**Material to process:**
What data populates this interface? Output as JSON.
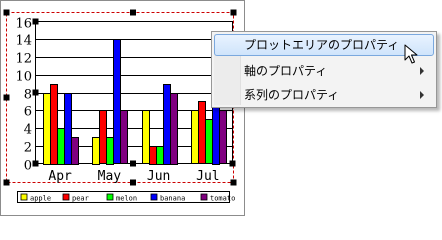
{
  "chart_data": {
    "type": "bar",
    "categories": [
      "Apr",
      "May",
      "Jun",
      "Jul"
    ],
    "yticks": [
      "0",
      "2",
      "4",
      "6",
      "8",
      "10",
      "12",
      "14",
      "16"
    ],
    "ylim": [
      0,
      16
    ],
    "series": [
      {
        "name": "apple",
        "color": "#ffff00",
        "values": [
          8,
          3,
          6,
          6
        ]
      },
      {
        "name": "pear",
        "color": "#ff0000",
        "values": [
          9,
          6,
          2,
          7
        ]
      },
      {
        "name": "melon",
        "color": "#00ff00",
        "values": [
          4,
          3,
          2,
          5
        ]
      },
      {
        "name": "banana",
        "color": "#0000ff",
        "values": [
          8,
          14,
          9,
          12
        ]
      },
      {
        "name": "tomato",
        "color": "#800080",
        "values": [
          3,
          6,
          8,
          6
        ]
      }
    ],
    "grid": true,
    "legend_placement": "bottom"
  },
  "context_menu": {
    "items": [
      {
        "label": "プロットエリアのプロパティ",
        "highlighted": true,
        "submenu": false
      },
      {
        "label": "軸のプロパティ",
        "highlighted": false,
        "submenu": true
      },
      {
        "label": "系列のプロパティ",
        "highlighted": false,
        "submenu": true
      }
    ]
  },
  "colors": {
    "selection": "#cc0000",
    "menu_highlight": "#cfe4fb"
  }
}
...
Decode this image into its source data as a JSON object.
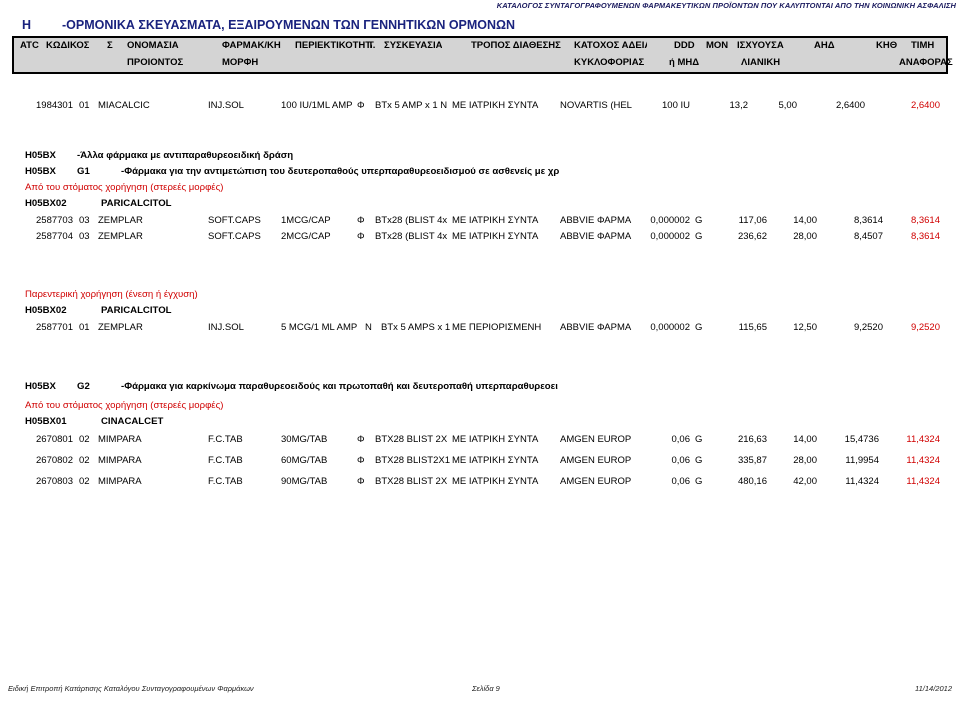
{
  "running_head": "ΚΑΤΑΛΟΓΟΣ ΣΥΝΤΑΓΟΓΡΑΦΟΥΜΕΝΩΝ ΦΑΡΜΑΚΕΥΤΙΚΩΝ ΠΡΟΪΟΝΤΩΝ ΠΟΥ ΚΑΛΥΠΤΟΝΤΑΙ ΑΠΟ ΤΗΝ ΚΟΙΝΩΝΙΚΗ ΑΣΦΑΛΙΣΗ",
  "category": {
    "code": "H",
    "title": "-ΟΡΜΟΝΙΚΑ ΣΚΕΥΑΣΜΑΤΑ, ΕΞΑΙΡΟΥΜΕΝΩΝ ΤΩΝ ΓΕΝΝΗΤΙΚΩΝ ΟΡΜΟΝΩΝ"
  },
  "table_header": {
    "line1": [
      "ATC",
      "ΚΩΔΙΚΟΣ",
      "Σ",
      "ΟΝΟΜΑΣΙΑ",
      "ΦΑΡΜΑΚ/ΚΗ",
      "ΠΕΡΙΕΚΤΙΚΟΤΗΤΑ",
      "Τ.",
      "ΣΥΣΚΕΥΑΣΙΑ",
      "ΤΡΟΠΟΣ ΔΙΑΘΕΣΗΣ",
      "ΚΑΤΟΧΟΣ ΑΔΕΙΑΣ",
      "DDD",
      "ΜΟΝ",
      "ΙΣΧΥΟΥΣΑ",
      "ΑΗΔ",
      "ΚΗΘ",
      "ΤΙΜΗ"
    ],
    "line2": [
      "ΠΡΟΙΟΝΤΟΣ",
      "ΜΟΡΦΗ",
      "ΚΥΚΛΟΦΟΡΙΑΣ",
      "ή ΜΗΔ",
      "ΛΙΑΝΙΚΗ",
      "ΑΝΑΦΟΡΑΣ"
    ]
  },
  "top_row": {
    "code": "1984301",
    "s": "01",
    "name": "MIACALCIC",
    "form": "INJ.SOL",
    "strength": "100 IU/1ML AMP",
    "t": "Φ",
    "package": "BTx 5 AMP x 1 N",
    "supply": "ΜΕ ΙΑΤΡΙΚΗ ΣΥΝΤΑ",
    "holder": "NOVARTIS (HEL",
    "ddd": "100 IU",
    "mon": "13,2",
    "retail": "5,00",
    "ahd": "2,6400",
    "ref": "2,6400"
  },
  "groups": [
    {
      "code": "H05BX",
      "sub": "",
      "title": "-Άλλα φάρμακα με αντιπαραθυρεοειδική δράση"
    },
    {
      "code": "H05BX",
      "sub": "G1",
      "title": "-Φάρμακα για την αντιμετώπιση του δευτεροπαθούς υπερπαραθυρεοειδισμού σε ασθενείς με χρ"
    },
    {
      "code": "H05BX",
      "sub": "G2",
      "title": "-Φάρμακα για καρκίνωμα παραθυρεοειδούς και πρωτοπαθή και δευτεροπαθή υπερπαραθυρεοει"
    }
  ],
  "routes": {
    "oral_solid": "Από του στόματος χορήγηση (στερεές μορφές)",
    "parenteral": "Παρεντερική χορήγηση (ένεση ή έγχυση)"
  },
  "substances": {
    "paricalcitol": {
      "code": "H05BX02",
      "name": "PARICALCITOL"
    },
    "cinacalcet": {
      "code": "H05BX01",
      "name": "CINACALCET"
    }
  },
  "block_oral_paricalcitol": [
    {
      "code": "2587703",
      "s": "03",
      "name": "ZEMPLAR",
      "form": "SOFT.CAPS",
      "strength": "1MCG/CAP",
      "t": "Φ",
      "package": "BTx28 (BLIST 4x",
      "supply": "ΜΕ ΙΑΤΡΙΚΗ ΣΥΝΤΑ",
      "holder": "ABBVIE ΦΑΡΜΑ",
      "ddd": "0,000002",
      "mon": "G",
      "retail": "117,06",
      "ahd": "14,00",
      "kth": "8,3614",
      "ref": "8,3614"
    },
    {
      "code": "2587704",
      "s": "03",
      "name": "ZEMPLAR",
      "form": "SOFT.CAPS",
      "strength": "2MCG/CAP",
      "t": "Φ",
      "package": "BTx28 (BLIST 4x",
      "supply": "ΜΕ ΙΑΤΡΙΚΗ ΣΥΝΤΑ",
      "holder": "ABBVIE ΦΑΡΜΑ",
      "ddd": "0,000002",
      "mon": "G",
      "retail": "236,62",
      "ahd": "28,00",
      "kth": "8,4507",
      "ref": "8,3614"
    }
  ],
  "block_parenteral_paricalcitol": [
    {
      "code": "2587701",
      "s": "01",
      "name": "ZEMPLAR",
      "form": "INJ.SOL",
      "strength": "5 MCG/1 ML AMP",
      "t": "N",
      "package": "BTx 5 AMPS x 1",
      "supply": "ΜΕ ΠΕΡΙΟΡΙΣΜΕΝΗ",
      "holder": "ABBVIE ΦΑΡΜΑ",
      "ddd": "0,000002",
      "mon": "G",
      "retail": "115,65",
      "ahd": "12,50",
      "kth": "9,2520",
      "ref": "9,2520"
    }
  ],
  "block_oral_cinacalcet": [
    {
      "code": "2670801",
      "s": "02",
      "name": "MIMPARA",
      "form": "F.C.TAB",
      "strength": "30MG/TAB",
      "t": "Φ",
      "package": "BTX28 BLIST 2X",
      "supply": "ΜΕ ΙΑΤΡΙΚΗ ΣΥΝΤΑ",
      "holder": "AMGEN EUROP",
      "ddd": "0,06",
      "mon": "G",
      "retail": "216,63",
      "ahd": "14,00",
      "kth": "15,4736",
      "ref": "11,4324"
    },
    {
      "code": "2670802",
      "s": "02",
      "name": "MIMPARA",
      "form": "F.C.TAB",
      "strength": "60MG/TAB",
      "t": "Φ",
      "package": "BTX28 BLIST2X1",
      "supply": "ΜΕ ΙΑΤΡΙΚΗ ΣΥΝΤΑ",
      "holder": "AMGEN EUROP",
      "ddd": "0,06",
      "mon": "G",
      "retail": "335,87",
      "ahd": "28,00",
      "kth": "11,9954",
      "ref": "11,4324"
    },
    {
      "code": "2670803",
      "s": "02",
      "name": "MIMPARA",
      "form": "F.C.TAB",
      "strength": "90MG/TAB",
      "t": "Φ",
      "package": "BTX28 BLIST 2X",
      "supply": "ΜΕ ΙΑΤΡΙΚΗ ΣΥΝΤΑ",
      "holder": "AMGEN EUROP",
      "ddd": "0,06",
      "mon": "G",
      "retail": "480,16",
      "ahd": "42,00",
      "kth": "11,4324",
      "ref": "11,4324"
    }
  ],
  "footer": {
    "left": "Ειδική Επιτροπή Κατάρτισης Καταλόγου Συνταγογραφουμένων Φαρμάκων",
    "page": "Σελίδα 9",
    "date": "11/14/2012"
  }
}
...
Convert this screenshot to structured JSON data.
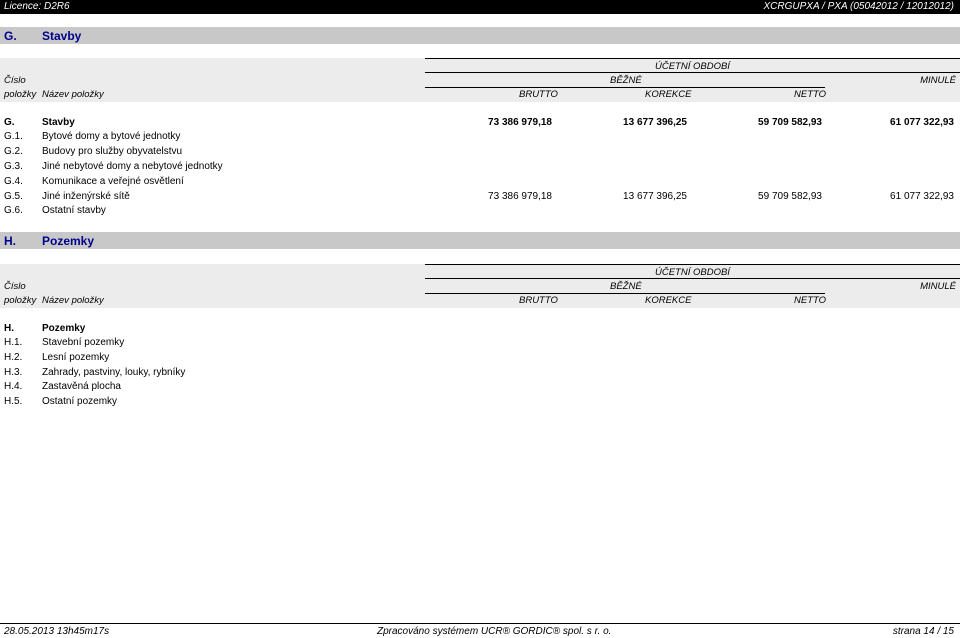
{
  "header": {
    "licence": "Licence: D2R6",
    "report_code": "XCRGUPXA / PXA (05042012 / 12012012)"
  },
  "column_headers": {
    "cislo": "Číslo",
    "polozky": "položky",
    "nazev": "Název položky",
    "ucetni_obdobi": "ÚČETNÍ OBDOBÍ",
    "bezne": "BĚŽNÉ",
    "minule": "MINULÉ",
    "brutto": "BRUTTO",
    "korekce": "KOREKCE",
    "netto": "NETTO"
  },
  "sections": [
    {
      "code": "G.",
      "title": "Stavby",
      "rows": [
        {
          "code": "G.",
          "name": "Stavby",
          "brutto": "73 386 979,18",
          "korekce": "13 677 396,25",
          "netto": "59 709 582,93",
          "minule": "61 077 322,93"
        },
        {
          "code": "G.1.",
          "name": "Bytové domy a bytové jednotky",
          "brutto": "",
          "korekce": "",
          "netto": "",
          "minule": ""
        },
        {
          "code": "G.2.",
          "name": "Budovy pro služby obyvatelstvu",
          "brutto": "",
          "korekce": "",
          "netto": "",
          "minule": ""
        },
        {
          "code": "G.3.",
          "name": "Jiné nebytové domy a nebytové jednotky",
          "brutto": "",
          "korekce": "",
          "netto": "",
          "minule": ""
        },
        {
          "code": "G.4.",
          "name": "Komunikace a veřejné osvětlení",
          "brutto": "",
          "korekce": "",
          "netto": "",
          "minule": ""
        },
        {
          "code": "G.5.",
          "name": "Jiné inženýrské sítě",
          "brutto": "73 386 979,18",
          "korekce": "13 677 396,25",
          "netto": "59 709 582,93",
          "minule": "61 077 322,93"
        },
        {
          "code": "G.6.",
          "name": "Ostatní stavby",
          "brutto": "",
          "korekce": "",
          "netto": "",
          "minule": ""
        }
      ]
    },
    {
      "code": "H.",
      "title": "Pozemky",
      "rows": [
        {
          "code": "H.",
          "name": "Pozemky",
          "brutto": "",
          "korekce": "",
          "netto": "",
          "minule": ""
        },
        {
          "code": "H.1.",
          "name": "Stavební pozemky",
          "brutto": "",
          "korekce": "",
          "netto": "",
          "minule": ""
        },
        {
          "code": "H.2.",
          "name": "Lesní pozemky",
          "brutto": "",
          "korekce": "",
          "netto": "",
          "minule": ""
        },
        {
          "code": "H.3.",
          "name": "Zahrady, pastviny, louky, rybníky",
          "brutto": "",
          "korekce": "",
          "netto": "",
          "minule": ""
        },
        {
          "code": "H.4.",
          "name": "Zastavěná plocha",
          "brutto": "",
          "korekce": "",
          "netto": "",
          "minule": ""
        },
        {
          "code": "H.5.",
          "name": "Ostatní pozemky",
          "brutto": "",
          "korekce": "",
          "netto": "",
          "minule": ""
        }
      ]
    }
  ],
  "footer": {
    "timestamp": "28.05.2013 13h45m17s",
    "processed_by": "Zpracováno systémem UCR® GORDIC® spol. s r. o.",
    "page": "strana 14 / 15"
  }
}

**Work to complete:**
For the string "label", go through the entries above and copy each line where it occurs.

**Result of this exercise:**
        "label": "プロットエリアのプロパティ",
        "label": "軸のプロパティ",
        "label": "系列のプロパティ",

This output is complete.